Boroughwide, turnout edged over 50 percent—still well below the national 63 percent turnout rate, but better than the 47 percent of registered Brooklynites who balloted in 2004 or the 45 percent who exercised the franchise in 2000.
According to the report from the Center for the Study of Brooklyn (CSB), turnout four years ago was uneven across the borough: 68 percent of adults voted in Bedford-Stuyvesant, but only 32 percent in Bensonhurst.
The pattern partly reflects demographic differences: Some neighborhoods have a larger share of adults who are not citizens and cannot vote. Taking that into account, community district 17—which encompasses East Flatbush, Rugby and Remsen Village—posted the highest level of voter involvement, with only about 14 percent of its adult citizens not voting.
In this first of a series of trend reports, CSB a project of the Brooklyn Community Foundation (which also funds Brooklyn Bureau), looked at voting patterns and other indicators to assess levels of civic engagement in Brooklyn.
Among other findings:
-ZIP code 11201, which covers downtown and Brooklyn Heights, made the most campaign contributions to city candidates in 2009—more than $1 million. The Starrett City-Spring Creek area donated a mere $12,000 that year, the lowest of any ZIP code in the borough.
-According to City Council figures, more than a quarter of the complaints and inquiries from Brooklynites to their council members concerned housing or buildings. Transportation, finance, immigration and “general welfare” rounded out the top five concerns.
-Residents of the Coney Island area made fewer than 12,000 calls to 311 last year, while people in East New York logged nearly 30,700 inquiries—more than 20 for every 100 residents.
-Mail response rates for the 2010 Census improved compared with the year 2000 survey across most of northern and central Brooklyn but deteriorated modestly across a broad stretch of the borough’s south.
-The poorest Brooklynites—those reporting incomes of $10,000 a year or less—gave more than 10 percent of their incomes to charity, according to 2008 IRS figures.
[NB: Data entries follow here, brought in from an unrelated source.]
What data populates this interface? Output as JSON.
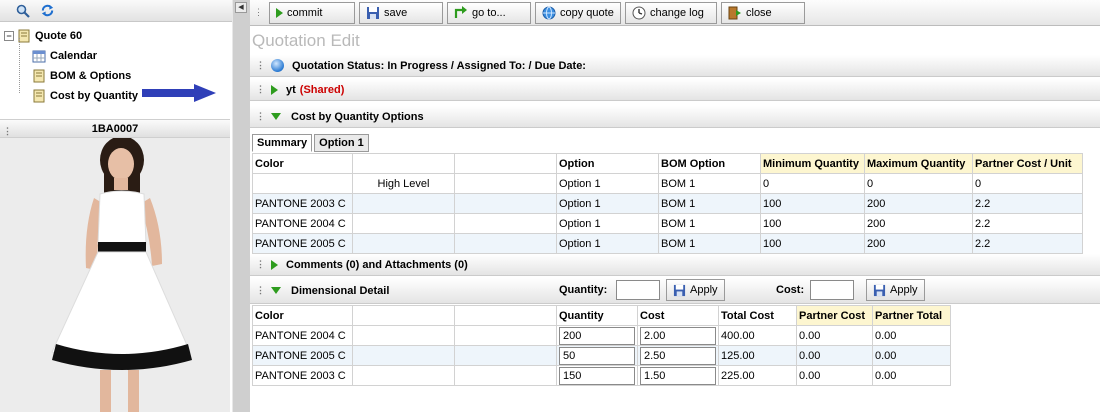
{
  "left_panel": {
    "tree": {
      "root_label": "Quote 60",
      "children": [
        {
          "label": "Calendar"
        },
        {
          "label": "BOM & Options"
        },
        {
          "label": "Cost by Quantity"
        }
      ]
    },
    "product_code": "1BA0007"
  },
  "toolbar": {
    "buttons": [
      {
        "label": "commit"
      },
      {
        "label": "save"
      },
      {
        "label": "go to..."
      },
      {
        "label": "copy quote"
      },
      {
        "label": "change log"
      },
      {
        "label": "close"
      }
    ]
  },
  "page_title": "Quotation Edit",
  "sections": {
    "status": "Quotation Status: In Progress / Assigned To: / Due Date:",
    "yt_label": "yt",
    "yt_shared": "(Shared)",
    "cost_by_qty": "Cost by Quantity Options",
    "comments": "Comments (0) and Attachments (0)",
    "dimensional": "Dimensional Detail"
  },
  "tabs": [
    {
      "label": "Summary",
      "active": true
    },
    {
      "label": "Option 1",
      "active": false
    }
  ],
  "summary_table": {
    "headers": [
      "Color",
      "",
      "",
      "Option",
      "BOM Option",
      "Minimum Quantity",
      "Maximum Quantity",
      "Partner Cost / Unit"
    ],
    "rows": [
      [
        "",
        "High Level",
        "",
        "Option 1",
        "BOM 1",
        "0",
        "0",
        "0"
      ],
      [
        "PANTONE 2003 C",
        "",
        "",
        "Option 1",
        "BOM 1",
        "100",
        "200",
        "2.2"
      ],
      [
        "PANTONE 2004 C",
        "",
        "",
        "Option 1",
        "BOM 1",
        "100",
        "200",
        "2.2"
      ],
      [
        "PANTONE 2005 C",
        "",
        "",
        "Option 1",
        "BOM 1",
        "100",
        "200",
        "2.2"
      ]
    ]
  },
  "dimensional": {
    "quantity_label": "Quantity:",
    "cost_label": "Cost:",
    "apply_label": "Apply",
    "headers": [
      "Color",
      "",
      "",
      "Quantity",
      "Cost",
      "Total Cost",
      "Partner Cost",
      "Partner Total"
    ],
    "rows": [
      [
        "PANTONE 2004 C",
        "",
        "",
        "200",
        "2.00",
        "400.00",
        "0.00",
        "0.00"
      ],
      [
        "PANTONE 2005 C",
        "",
        "",
        "50",
        "2.50",
        "125.00",
        "0.00",
        "0.00"
      ],
      [
        "PANTONE 2003 C",
        "",
        "",
        "150",
        "1.50",
        "225.00",
        "0.00",
        "0.00"
      ]
    ]
  },
  "colors": {
    "accent_green": "#2e9c1e",
    "shared_red": "#cc0000",
    "header_highlight": "#fdf6d0",
    "arrow_blue": "#2f3fb8"
  }
}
That was nearly twice as high as the donation rate for borough households with incomes of $200,000 or more.
-ZIP code 11219 in Borough Park registered $3,000 in donations per tax return, nearly 9.7 percent of income—ten times what Greenpoint filers (who contributed a mere 1 percent of their incomes to charity) reported.